After approximately 12 days of estradiol treatment, you will be scheduled for a transvaginal ultrasound. Your physician will evaluate the development of the endometrial lining (where the embryo will implant in the uterus) to ensure it has reached an appropriate thickness and pattern. If the endometrial lining is not appropriately developed, you may be asked to increase your estradiol dosage and return for a repeat ultrasound. If the endometrial thickness and pattern are appropriate, a blood test to check your progesterone level will be checked. If it is low, you will be advised when to start progesterone supplementation.
Step 3 – Progesterone Therapy
Progesterone therapy is necessary in hormone replacement FET cycles (unlike in a natural cycle FET) because the body is not making its own progesterone. Progesterone therapy will be administered as an intramuscular injection. Both estradiol and progesterone are continued through the embryo transfer and until the day of the pregnancy test (usually 10-12 days after embryo transfer).
Step 2 - Embryo Transfer
Embryo transfer is performed on the third to fifth day of progesterone therapy (depending upon the stage of the embryo to be transferred). As with natural cycle FET, embryos are thawed on the morning of the scheduled frozen embryo transfer. The actual embryo transfer procedure itself is identical to the embryo transfer following IVF. Depending upon the physician’s protocol the embryo transfer may be accomplished under ultrasound guidance which will require the bladder to be full. A small plastic catheter is passed gently through the cervix into the uterus. The embryo is then deposited into the cavity along with a small amount of fluid. You will be allowed to leave after the procedure is complete. No anesthesia is required, so you can drive immediately after the embryo transfer if needed.
Step 3 - Hormonal Studies - Pregnancy Test
We will usually perform a serum pregnancy test 10-12 days following the embryo transfer. If the test is positive, we may recommend additional blood tests and will recommend that you continue taking estradiol and progesterone for several additional weeks. If the pregnancy test is negative, estradiol and progesterone are discontinued, and a period will begin in a few days.
Step 4 - Follow-up Consultation
If the pregnancy test is positive, we will perform a vaginal sonogram about three weeks later. At this point, we are usually able to identify the number of embryos and can often see a heartbeat. The risk of pregnancy loss is low after this developmental milestone. If the procedure is unsuccessful, you should schedule a consultation with your physician. We will review the procedure and discuss further treatment options.

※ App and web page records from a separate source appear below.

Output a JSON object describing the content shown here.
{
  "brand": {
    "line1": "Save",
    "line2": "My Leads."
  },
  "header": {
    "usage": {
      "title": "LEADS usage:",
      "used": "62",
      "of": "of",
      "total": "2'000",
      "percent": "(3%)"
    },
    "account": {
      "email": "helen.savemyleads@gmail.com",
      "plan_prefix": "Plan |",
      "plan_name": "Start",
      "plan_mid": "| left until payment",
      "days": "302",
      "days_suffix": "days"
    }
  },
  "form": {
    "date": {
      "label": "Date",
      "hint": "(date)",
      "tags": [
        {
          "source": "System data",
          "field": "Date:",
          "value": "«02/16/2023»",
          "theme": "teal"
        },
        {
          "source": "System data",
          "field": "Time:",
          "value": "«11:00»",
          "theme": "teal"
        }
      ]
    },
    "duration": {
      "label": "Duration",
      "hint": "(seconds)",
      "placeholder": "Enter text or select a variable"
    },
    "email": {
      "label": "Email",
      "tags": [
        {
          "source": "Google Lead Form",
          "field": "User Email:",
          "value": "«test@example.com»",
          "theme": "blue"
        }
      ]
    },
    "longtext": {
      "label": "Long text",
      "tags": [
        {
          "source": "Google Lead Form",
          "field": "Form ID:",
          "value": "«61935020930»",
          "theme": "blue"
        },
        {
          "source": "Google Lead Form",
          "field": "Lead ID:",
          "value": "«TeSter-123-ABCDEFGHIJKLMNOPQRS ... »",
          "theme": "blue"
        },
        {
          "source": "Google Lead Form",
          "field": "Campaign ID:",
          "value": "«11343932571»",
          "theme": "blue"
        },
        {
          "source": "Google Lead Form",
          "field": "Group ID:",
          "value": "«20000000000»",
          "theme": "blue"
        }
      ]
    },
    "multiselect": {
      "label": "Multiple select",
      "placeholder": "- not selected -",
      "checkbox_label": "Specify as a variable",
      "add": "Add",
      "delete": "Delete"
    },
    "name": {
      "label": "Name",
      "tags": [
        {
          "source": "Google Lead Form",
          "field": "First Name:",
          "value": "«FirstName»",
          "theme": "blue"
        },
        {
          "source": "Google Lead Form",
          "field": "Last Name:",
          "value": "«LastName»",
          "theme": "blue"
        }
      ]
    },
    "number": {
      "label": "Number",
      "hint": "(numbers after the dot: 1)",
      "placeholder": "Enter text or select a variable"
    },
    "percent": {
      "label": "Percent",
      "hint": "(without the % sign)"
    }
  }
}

UT Health Fertility Center doctors are also faculty at The University of Texas Health Science Center San Antonio School of Medicine. This allows us to remain one of the most cost-efficient fertility practices in the area. Our staff is happy to answer questions about referrals, itemized diagnostic and treatment costs and billing options. The UT Health Fertility Center participates in a variety of insurance plans. For your convenience, we accept VISA, MasterCard, and Discover.